Welcome to the dark corner of BIOS reverse engineering, code injection and various modification techniques only deemed by those immensely curious about BIOS

Friday, February 8, 2013

Reversing Applications Running on DOS Extender

Some BIOS/Firmware-related utilities are running in DOS "extender" mode, i.e. 32-bit Flat Protected mode. Reversing this kind of executable is not quite as straight forward as other DOS programs. Some of them "bind" the DOS "extender" binary with the core application executable into one "integrated" executable. A further optimization that you might find is executable compression before "bind"ing the executable to the DOS "extender". How would you deal with this kind of binary? Well, to be honest. It's not quite easy, but I found these steps help:

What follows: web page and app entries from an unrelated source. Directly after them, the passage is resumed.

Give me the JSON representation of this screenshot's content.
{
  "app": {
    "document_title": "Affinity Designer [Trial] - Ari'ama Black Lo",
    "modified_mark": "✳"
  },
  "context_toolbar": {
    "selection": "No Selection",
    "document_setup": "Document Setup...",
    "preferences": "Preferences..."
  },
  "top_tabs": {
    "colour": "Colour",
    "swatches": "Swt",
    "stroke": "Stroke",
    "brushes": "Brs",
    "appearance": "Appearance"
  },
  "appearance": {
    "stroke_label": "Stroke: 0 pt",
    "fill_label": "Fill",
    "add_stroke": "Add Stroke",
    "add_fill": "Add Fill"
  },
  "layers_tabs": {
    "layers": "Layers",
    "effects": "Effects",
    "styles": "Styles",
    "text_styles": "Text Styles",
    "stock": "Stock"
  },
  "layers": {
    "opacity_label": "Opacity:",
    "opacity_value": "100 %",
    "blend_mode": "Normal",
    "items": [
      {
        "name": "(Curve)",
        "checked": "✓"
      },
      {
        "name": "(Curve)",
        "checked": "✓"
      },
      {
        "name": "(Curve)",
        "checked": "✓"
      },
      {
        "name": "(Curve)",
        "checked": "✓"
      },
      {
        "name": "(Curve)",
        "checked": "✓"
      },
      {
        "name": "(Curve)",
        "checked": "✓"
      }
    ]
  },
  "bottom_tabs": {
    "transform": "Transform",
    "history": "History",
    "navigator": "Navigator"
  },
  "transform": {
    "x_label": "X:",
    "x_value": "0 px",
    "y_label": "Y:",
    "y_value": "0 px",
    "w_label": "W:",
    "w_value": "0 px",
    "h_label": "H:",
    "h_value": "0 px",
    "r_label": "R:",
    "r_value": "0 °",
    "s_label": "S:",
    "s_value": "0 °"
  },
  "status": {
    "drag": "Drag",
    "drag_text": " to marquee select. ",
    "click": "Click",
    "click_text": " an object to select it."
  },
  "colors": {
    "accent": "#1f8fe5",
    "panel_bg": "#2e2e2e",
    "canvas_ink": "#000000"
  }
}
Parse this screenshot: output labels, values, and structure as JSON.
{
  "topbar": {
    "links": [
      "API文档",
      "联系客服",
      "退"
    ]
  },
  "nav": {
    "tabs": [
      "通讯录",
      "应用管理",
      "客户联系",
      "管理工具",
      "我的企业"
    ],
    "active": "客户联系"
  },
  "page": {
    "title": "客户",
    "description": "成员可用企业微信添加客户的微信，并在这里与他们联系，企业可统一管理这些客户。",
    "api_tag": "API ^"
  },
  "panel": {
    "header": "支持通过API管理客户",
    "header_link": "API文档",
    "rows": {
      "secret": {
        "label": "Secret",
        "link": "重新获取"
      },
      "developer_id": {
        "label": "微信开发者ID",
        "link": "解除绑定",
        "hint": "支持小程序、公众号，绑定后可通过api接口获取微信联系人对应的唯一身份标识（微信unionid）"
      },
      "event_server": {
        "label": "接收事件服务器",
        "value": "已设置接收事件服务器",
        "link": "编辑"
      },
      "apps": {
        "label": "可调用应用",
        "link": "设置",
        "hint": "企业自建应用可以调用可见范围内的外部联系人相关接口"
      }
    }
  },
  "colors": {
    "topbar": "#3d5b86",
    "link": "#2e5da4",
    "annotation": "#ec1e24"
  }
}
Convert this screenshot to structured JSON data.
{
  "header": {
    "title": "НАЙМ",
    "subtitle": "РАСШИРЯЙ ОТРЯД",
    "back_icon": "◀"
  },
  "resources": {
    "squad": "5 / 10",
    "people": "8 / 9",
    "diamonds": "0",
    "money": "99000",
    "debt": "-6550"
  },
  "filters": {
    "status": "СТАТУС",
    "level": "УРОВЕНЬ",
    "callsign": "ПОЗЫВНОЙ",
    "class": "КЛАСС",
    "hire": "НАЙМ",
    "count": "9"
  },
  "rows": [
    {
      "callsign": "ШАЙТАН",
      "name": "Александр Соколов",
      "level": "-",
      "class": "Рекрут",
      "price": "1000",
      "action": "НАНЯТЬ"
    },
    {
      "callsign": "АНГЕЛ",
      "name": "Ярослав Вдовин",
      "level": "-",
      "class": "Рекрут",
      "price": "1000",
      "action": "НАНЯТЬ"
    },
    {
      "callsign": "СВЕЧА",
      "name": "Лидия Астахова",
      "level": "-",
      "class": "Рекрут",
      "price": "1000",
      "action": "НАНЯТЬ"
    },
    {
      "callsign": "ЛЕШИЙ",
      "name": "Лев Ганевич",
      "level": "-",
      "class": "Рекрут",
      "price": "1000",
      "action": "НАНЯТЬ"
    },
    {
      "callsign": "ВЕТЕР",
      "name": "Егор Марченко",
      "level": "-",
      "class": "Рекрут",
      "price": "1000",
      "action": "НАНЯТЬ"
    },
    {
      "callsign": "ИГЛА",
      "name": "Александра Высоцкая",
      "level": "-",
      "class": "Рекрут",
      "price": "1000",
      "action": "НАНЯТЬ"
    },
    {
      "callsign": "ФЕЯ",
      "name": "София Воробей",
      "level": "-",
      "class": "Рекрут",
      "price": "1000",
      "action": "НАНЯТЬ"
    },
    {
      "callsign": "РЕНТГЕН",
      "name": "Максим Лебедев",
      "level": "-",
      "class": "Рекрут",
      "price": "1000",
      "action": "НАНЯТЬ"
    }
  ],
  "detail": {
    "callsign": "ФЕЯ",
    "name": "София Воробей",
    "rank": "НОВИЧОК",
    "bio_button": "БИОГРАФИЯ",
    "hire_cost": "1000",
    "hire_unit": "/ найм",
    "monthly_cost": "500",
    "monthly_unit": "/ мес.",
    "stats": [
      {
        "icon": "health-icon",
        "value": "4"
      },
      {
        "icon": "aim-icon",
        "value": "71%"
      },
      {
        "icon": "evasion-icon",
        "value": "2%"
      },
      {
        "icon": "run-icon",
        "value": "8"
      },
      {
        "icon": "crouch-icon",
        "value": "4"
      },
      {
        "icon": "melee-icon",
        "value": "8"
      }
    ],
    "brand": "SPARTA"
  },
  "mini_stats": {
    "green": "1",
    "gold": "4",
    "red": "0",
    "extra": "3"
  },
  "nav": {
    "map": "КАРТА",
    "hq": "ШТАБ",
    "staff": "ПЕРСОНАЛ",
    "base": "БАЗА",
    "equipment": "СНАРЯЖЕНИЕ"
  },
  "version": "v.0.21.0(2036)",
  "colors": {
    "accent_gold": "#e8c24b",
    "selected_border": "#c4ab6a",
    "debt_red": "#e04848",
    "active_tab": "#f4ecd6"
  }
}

  1. Unbind the DOS "extender" from the "integrated" executable. For this, you can use the SUNSYS Bind Utility which is part of the DOS32A DOS extender. It's freely available at http://dos32a.narechk.net/index_en.html. Using the SUNSYS Bind utility, you can obtain the real executable. Usually in the form of LE executable. 
  2. (This step is optional, depending on the condition of the "unbound" executable). If the LE executable is compressed with UPX, you can use the UPX utility to decompress the executable to obtain the real executable. The UPX utility supports decompressing executables packed with UPX, with the -d command.
After the step(s) above, everything is business as usual for the reversing ;-). This trick is probably handy in some situations. Anyway, if you need to boot to DOS to run DOS32A utility, you can use an empty flashdisk and boot to DOS (or Windows 98) from it. The HP USB Disk Storage Format Tool is handy on this situation.

Post a Comment

No comments: